“I was always fascinated by Jewish history, even though I didn’t know a Jew until I was 18 years old,” she recalled.

In graduate school at Columbia University, she fell in love with another student, Tony Horwitz. They married, and Brooks felt that “it was the natural thing” to convert. She did so at a synagogue in Cleveland, where she was working as a reporter for the Wall Street Journal.

Brooks soon became a foreign correspondent, and over the course of a decade she covered six wars and traveled all around the world, including Bosnia, Somalia and the Middle East.

Her previous reporting experience and her travels helped her craft realistic portraits for the novel’s historical narrative, Brooks said.

“What the story keeps coming back to is how we as human beings can make these wonderful societies that appreciate diversity,” she said. “Yet there is a propensity to let fear of otherness arise and destroy these prosperous and creative communities. We do it over and over again. We’re very slow learners.”

Geraldine Brooks is also the author of the Pulitzer Prize-winning novel, “March.” She speaks from 12 p.m. to 2 p.m. Feb. 5 at Park Chow, 1240 Ninth St., San Francisco. Reservations are required; call (415) 643-3400. At 7:30 p.m., she will speak at Kepler’s Books, 1010 Camino Real, Menlo Park.
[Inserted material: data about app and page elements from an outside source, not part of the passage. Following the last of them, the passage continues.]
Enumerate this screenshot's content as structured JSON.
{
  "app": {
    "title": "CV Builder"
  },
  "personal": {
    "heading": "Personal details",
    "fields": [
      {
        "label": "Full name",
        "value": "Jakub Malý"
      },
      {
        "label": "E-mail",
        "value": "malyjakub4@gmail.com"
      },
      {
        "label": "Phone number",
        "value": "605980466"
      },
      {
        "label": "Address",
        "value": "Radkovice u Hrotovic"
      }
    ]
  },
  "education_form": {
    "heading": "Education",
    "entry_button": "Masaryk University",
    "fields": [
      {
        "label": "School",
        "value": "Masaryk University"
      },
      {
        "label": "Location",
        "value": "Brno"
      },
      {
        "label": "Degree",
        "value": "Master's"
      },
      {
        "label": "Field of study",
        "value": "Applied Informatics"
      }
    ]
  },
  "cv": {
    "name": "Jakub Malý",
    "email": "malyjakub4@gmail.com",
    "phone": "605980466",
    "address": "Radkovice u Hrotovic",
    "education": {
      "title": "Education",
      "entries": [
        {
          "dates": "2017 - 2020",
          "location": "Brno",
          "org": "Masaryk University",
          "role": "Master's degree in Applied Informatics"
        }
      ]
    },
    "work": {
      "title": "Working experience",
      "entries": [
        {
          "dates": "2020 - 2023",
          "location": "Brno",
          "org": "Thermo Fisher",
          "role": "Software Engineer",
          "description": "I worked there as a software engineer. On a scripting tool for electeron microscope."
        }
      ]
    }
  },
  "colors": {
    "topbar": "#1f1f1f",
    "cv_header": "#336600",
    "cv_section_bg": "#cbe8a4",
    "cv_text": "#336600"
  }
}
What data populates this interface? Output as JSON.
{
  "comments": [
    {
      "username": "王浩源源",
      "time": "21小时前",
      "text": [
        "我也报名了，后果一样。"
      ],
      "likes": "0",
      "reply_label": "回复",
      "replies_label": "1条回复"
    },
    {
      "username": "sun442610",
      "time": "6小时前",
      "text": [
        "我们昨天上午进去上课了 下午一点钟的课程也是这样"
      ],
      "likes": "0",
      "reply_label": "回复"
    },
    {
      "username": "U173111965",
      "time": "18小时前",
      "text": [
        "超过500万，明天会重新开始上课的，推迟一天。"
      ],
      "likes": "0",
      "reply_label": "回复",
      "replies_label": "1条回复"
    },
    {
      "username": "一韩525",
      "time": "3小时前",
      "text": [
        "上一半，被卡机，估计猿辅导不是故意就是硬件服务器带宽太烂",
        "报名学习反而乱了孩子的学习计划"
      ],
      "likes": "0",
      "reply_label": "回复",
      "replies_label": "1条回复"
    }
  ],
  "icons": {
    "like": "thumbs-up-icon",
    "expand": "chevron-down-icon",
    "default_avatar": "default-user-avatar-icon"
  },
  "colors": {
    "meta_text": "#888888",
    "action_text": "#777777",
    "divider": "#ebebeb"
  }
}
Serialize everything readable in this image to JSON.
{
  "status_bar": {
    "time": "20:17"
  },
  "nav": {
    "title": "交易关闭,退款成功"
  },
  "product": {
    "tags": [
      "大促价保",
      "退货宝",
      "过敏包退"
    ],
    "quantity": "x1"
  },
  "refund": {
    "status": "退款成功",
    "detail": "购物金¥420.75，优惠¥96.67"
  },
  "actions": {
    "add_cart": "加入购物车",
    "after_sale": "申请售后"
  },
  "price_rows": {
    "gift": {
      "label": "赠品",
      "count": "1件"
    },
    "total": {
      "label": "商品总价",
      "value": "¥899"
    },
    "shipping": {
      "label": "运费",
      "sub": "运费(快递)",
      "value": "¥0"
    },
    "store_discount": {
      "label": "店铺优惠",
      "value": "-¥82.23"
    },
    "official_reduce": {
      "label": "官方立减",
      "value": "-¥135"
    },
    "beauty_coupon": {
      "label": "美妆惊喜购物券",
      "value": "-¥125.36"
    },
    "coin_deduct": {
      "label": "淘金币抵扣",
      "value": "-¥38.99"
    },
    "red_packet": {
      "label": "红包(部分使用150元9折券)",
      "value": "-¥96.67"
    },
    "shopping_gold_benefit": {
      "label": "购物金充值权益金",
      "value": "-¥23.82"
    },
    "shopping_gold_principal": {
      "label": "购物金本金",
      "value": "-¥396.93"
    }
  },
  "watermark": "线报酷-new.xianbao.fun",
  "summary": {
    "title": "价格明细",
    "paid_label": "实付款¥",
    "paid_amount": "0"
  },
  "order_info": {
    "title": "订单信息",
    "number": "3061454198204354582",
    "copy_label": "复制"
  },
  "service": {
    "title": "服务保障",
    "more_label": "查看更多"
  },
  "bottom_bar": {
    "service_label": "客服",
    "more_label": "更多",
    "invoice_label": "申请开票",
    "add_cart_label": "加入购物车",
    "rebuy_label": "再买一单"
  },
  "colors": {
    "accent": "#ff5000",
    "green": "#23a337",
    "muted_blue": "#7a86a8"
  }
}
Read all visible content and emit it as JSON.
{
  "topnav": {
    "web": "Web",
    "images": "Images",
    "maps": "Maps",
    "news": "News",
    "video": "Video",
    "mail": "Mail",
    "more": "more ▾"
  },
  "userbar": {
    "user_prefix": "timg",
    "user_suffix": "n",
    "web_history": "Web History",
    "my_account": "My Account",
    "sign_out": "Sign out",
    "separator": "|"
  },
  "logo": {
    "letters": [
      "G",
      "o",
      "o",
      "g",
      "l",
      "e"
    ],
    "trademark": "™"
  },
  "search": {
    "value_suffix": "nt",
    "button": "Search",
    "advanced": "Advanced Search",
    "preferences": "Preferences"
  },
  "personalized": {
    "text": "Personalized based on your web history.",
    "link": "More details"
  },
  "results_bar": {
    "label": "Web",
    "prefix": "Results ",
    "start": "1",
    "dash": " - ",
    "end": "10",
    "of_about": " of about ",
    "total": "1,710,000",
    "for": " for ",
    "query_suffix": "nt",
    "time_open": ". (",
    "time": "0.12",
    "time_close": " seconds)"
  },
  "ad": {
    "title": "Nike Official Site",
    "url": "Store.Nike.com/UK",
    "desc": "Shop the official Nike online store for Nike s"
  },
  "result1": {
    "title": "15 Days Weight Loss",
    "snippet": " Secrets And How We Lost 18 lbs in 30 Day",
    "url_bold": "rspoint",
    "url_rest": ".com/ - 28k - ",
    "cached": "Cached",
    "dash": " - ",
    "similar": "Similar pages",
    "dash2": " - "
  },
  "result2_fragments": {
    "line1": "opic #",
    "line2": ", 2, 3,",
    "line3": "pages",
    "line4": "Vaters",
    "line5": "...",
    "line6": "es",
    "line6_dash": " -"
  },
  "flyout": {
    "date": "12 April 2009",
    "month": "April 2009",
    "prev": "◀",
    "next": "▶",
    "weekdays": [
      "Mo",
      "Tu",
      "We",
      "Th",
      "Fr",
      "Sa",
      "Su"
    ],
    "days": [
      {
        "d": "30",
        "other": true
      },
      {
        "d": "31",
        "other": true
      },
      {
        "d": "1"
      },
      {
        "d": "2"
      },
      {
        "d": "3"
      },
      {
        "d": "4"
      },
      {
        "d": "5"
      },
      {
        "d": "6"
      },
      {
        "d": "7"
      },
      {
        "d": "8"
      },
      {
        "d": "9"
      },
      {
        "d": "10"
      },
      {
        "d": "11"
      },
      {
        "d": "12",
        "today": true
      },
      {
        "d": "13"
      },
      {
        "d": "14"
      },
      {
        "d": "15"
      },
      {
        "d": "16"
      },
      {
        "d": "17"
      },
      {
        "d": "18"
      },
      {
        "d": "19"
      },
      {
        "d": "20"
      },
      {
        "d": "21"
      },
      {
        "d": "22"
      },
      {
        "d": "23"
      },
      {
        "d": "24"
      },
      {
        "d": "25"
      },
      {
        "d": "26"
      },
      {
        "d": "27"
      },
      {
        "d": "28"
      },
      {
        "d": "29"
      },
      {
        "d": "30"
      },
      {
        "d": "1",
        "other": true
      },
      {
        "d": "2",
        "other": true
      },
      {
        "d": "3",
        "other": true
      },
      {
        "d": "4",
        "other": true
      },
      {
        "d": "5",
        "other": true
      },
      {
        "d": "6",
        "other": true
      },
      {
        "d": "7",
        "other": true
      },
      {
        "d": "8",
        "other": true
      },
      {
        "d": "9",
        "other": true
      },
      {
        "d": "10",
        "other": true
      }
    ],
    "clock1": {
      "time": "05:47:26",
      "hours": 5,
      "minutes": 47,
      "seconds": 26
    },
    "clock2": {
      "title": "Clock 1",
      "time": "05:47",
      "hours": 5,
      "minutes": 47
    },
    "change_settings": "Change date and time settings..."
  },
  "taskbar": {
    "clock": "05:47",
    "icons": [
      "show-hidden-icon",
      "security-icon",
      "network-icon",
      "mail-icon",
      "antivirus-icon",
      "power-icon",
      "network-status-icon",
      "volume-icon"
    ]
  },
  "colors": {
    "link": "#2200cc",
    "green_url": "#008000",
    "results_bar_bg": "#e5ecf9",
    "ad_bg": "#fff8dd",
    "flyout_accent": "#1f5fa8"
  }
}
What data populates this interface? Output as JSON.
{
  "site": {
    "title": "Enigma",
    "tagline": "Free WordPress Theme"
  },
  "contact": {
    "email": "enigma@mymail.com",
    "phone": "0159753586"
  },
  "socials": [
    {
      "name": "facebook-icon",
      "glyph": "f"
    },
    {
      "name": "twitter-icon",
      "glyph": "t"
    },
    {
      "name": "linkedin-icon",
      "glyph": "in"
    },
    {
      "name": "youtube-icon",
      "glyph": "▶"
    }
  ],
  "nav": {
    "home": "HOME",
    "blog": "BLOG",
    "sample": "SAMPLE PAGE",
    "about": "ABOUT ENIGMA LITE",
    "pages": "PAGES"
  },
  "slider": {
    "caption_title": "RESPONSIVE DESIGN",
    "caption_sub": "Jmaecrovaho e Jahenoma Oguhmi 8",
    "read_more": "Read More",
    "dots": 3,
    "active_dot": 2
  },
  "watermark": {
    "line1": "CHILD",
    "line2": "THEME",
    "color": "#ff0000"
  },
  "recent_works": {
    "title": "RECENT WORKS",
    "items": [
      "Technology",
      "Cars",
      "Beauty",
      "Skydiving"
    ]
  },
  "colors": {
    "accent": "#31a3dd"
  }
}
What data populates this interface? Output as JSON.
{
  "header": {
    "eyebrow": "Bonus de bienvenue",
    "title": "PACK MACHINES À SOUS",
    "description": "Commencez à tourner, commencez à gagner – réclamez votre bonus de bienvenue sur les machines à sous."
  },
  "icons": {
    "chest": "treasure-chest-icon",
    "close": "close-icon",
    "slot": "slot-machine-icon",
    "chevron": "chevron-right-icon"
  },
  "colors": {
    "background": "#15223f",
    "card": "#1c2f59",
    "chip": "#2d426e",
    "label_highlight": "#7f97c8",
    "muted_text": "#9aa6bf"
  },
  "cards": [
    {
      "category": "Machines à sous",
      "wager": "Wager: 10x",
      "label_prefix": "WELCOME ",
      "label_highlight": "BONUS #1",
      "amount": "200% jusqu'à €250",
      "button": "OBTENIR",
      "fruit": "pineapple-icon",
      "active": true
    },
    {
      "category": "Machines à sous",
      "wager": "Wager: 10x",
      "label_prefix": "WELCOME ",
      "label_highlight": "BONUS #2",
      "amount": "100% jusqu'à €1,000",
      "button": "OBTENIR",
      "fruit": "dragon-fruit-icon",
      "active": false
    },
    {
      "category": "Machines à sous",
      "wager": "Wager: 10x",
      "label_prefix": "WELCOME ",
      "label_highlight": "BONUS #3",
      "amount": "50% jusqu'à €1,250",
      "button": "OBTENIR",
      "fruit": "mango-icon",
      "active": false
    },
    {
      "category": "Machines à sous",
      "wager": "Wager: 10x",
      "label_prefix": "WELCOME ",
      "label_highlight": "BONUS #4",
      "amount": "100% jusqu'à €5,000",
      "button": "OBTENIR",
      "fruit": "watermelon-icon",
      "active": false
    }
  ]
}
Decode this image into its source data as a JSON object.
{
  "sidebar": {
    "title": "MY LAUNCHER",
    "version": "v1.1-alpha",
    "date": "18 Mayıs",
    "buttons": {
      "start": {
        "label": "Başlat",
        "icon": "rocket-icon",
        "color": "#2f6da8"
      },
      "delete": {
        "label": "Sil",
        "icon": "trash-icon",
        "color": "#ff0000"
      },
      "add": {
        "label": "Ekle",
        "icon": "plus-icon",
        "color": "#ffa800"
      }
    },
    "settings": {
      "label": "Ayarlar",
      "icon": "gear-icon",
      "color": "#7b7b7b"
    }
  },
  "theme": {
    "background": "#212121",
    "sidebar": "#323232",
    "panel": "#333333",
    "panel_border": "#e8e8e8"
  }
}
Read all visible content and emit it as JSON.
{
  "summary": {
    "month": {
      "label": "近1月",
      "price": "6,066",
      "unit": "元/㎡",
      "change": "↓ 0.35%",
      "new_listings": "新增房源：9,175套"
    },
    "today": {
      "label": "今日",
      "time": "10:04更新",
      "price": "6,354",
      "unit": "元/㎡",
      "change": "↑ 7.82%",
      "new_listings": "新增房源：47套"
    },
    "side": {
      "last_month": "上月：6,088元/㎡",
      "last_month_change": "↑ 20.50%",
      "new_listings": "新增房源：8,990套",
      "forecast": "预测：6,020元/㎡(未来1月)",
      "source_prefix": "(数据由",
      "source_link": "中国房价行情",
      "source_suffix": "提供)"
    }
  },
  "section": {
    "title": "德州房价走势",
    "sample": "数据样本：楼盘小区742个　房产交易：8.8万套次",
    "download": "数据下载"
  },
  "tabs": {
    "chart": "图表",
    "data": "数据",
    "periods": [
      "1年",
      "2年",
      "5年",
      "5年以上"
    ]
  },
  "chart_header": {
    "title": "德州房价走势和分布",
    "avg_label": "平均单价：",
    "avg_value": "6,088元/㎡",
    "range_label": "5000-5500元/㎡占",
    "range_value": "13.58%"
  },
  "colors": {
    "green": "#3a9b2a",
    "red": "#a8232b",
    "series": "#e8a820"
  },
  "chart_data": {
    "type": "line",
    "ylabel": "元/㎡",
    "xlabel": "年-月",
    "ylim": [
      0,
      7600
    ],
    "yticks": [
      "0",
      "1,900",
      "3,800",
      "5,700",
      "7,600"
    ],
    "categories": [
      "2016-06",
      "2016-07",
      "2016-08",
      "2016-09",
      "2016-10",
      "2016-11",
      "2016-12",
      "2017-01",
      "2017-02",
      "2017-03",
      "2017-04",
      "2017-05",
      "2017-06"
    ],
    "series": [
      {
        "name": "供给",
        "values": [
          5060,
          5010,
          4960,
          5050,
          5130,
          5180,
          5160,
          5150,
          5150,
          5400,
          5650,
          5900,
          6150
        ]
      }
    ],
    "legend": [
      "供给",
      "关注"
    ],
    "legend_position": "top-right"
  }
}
Stacey Palevsky

Stacey Palevsky is a former J. staff writer.